→ EXERCISE OBJECTIVE: A single number is the answer: the count of lines in the records that hold the word "meta".

→ INFORMATION PROVIDED:
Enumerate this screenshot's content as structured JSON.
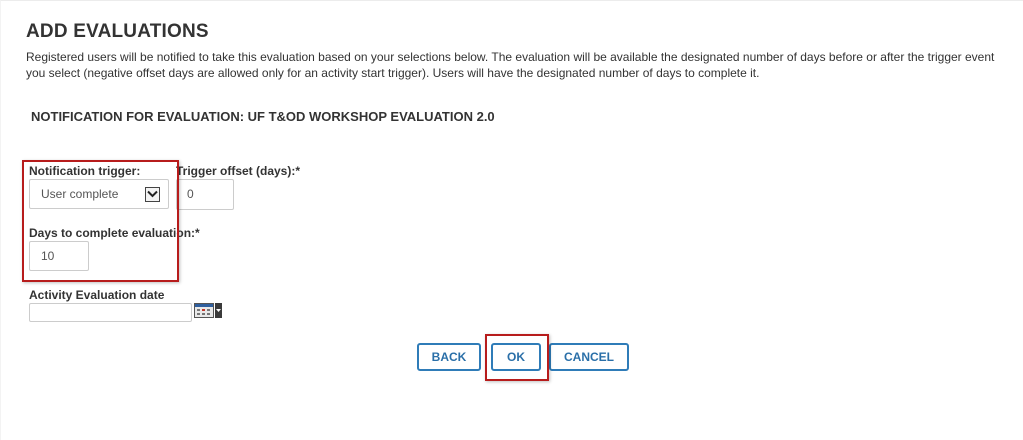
{
  "dialog": {
    "title": "ADD EVALUATIONS",
    "intro": "Registered users will be notified to take this evaluation based on your selections below. The evaluation will be available the designated number of days before or after the trigger event you select (negative offset days are allowed only for an activity start trigger). Users will have the designated number of days to complete it.",
    "subtitle": "NOTIFICATION FOR EVALUATION: UF T&OD WORKSHOP EVALUATION 2.0"
  },
  "form": {
    "trigger_label": "Notification trigger:",
    "trigger_value": "User complete",
    "offset_label": "Trigger offset (days):*",
    "offset_value": "0",
    "days_label": "Days to complete evaluation:*",
    "days_value": "10",
    "date_label": "Activity Evaluation date",
    "date_value": ""
  },
  "buttons": {
    "back": "BACK",
    "ok": "OK",
    "cancel": "CANCEL"
  },
  "icons": {
    "dropdown": "chevron-down-icon",
    "calendar": "calendar-icon"
  },
  "colors": {
    "button_accent": "#2f7cb8",
    "highlight": "#b71c1c"
  }
}
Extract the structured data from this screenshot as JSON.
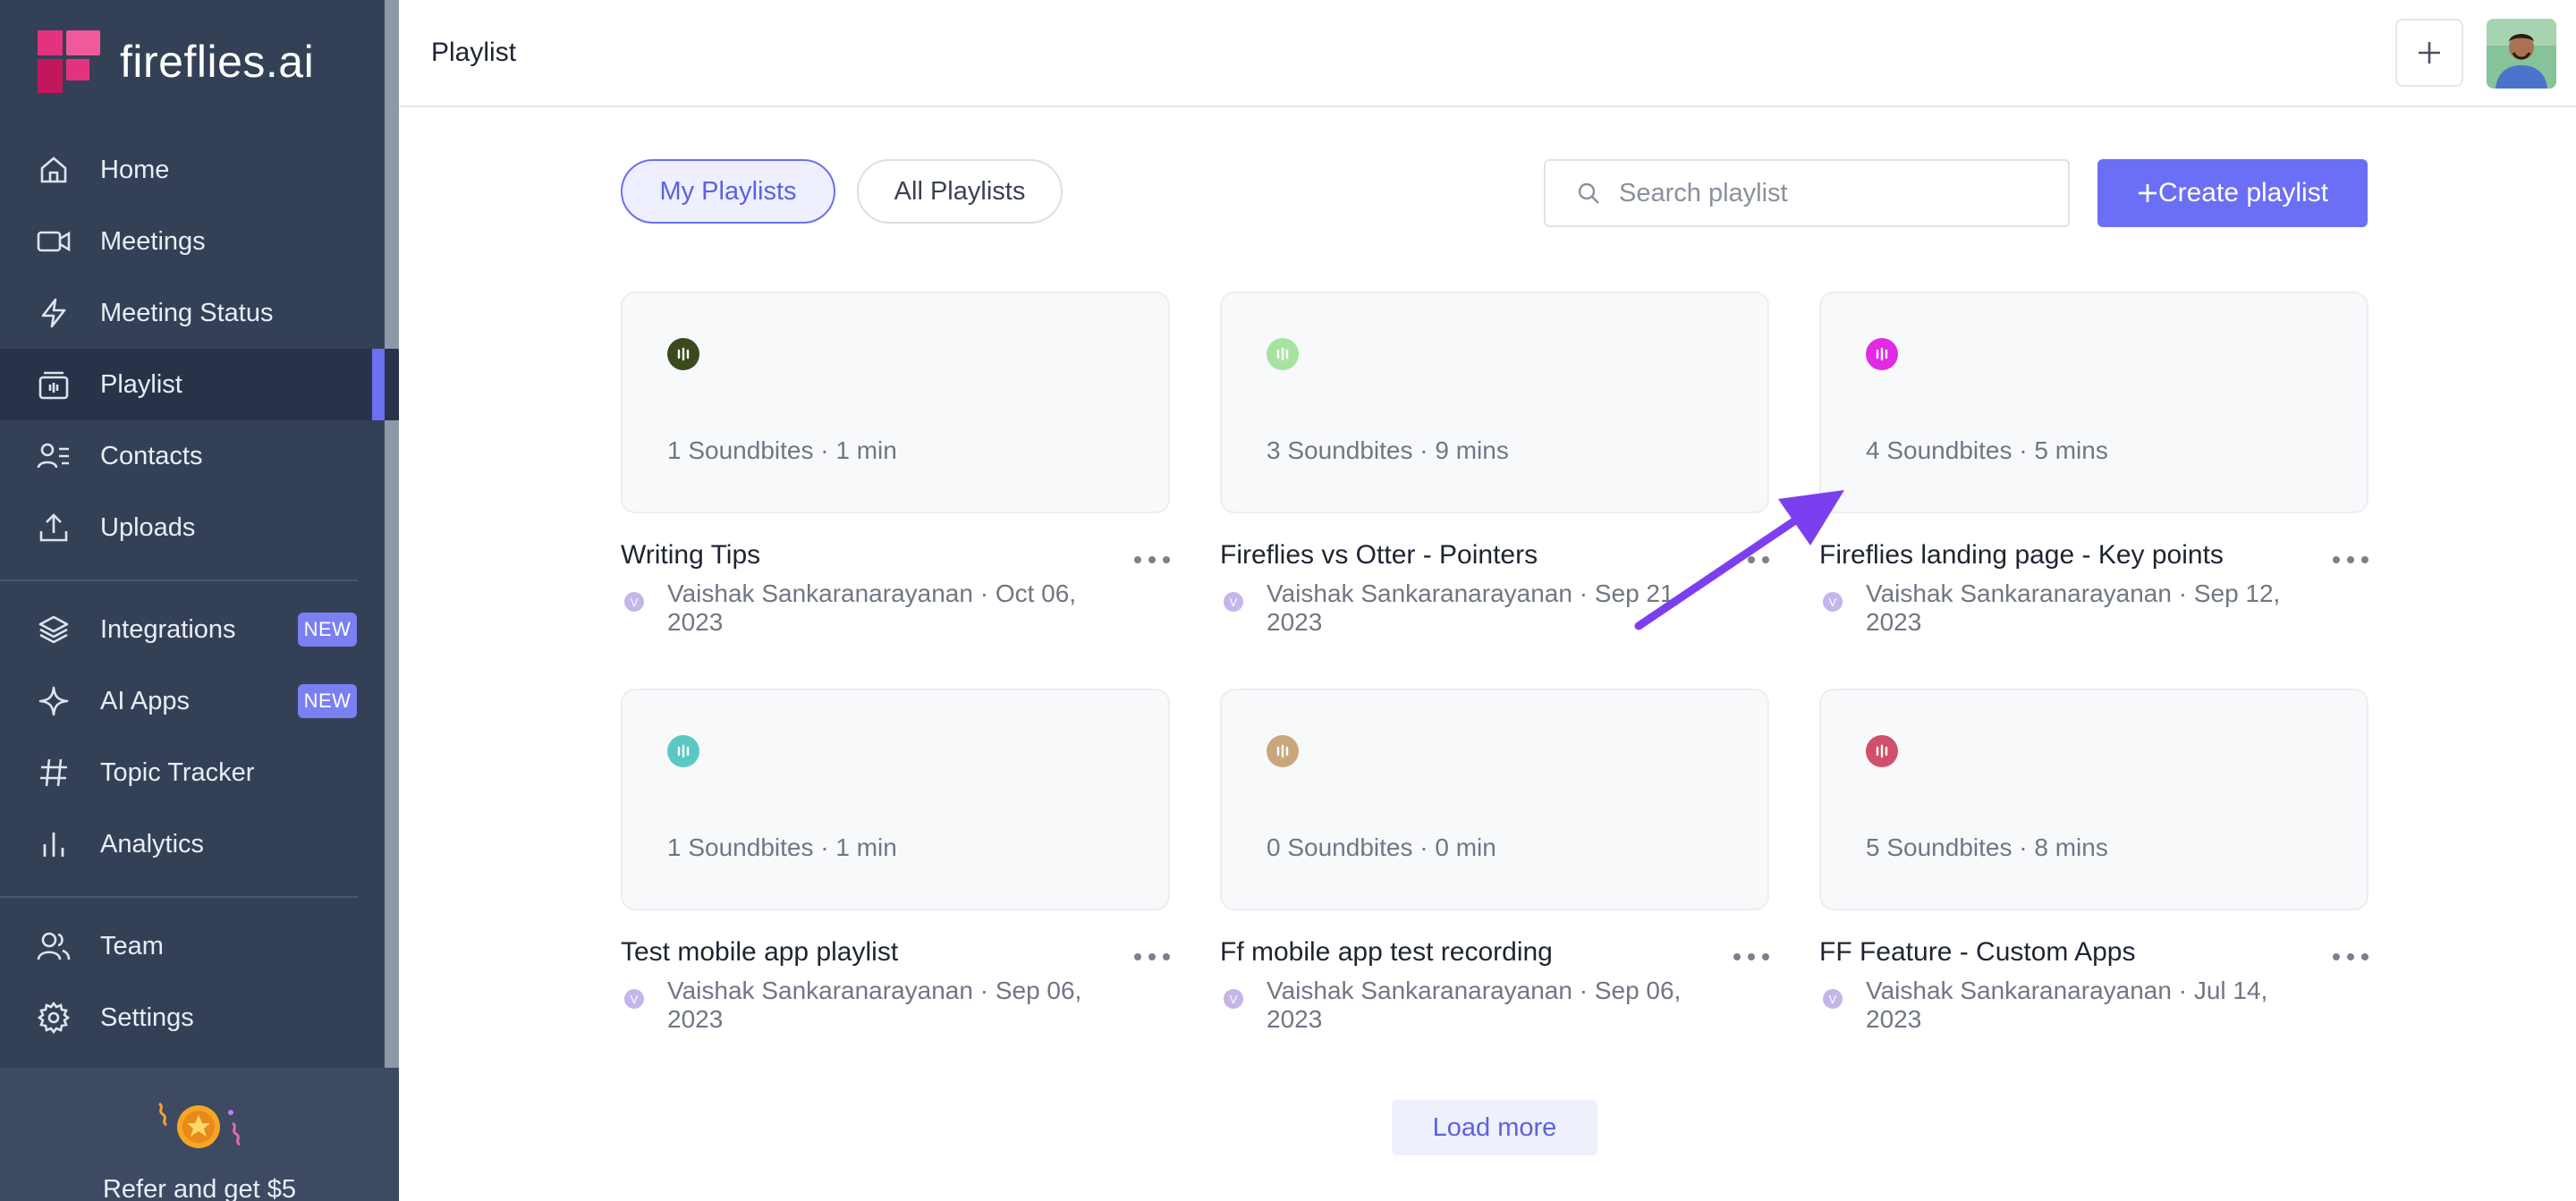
{
  "app": {
    "name": "fireflies.ai"
  },
  "sidebar": {
    "items": [
      {
        "label": "Home",
        "icon": "home-icon"
      },
      {
        "label": "Meetings",
        "icon": "video-icon"
      },
      {
        "label": "Meeting Status",
        "icon": "lightning-icon"
      },
      {
        "label": "Playlist",
        "icon": "playlist-icon",
        "active": true
      },
      {
        "label": "Contacts",
        "icon": "contacts-icon"
      },
      {
        "label": "Uploads",
        "icon": "upload-icon"
      },
      {
        "label": "Integrations",
        "icon": "layers-icon",
        "badge": "NEW"
      },
      {
        "label": "AI Apps",
        "icon": "sparkle-icon",
        "badge": "NEW"
      },
      {
        "label": "Topic Tracker",
        "icon": "hash-icon"
      },
      {
        "label": "Analytics",
        "icon": "bar-chart-icon"
      },
      {
        "label": "Team",
        "icon": "team-icon"
      },
      {
        "label": "Settings",
        "icon": "gear-icon"
      }
    ],
    "refer_label": "Refer and get $5"
  },
  "header": {
    "title": "Playlist"
  },
  "tabs": [
    {
      "label": "My Playlists",
      "active": true
    },
    {
      "label": "All Playlists",
      "active": false
    }
  ],
  "search": {
    "placeholder": "Search playlist"
  },
  "create_button": {
    "label": "Create playlist"
  },
  "playlists": [
    {
      "title": "Writing Tips",
      "meta": "1 Soundbites · 1 min",
      "owner_initial": "V",
      "owner": "Vaishak Sankaranarayanan · Oct 06, 2023",
      "icon_color": "#3b4a1c"
    },
    {
      "title": "Fireflies vs Otter - Pointers",
      "meta": "3 Soundbites · 9 mins",
      "owner_initial": "V",
      "owner": "Vaishak Sankaranarayanan · Sep 21, 2023",
      "icon_color": "#a6e3a1"
    },
    {
      "title": "Fireflies landing page - Key points",
      "meta": "4 Soundbites · 5 mins",
      "owner_initial": "V",
      "owner": "Vaishak Sankaranarayanan · Sep 12, 2023",
      "icon_color": "#e22ae6"
    },
    {
      "title": "Test mobile app playlist",
      "meta": "1 Soundbites · 1 min",
      "owner_initial": "V",
      "owner": "Vaishak Sankaranarayanan · Sep 06, 2023",
      "icon_color": "#5cc8c2"
    },
    {
      "title": "Ff mobile app test recording",
      "meta": "0 Soundbites · 0 min",
      "owner_initial": "V",
      "owner": "Vaishak Sankaranarayanan · Sep 06, 2023",
      "icon_color": "#c9a77d"
    },
    {
      "title": "FF Feature - Custom Apps",
      "meta": "5 Soundbites · 8 mins",
      "owner_initial": "V",
      "owner": "Vaishak Sankaranarayanan · Jul 14, 2023",
      "icon_color": "#d0506b"
    }
  ],
  "load_more": {
    "label": "Load more"
  },
  "colors": {
    "sidebar": "#344056",
    "accent": "#6b6ff5",
    "annotation_arrow": "#7b3ff0"
  }
}
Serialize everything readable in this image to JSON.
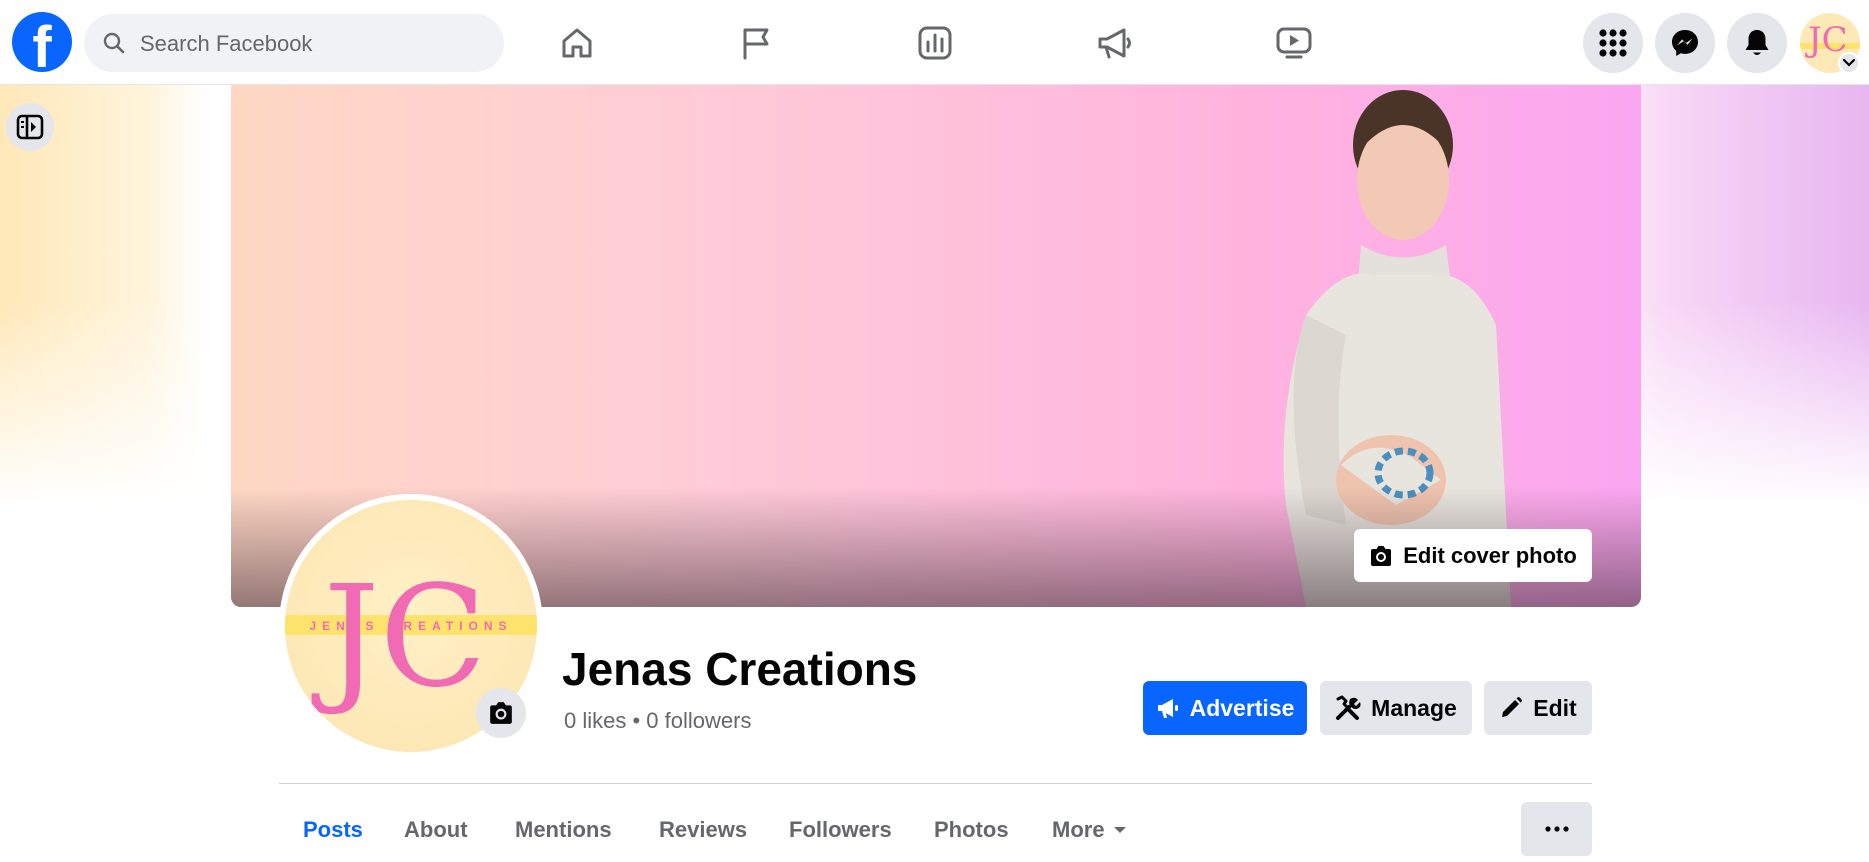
{
  "topbar": {
    "logo_letter": "f",
    "search_placeholder": "Search Facebook",
    "nav_icons": [
      "home-icon",
      "flag-icon",
      "insights-icon",
      "megaphone-icon",
      "video-icon"
    ],
    "right_icons": [
      "menu-grid-icon",
      "messenger-icon",
      "bell-icon"
    ],
    "avatar_text": "JC"
  },
  "cover": {
    "edit_label": "Edit cover photo"
  },
  "profile": {
    "logo_letters": "JC",
    "logo_band_text": "JENAS CREATIONS",
    "name": "Jenas Creations",
    "stats": "0 likes • 0 followers"
  },
  "actions": {
    "advertise": "Advertise",
    "manage": "Manage",
    "edit": "Edit"
  },
  "tabs": [
    {
      "label": "Posts",
      "active": true
    },
    {
      "label": "About"
    },
    {
      "label": "Mentions"
    },
    {
      "label": "Reviews"
    },
    {
      "label": "Followers"
    },
    {
      "label": "Photos"
    },
    {
      "label": "More"
    }
  ],
  "colors": {
    "accent": "#0866ff",
    "button_grey": "#e4e6eb",
    "secondary_text": "#65676b",
    "logo_pink": "#f06bb4",
    "logo_band": "#fde36b"
  }
}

→ SOLUTION FOR THIS TASK: 6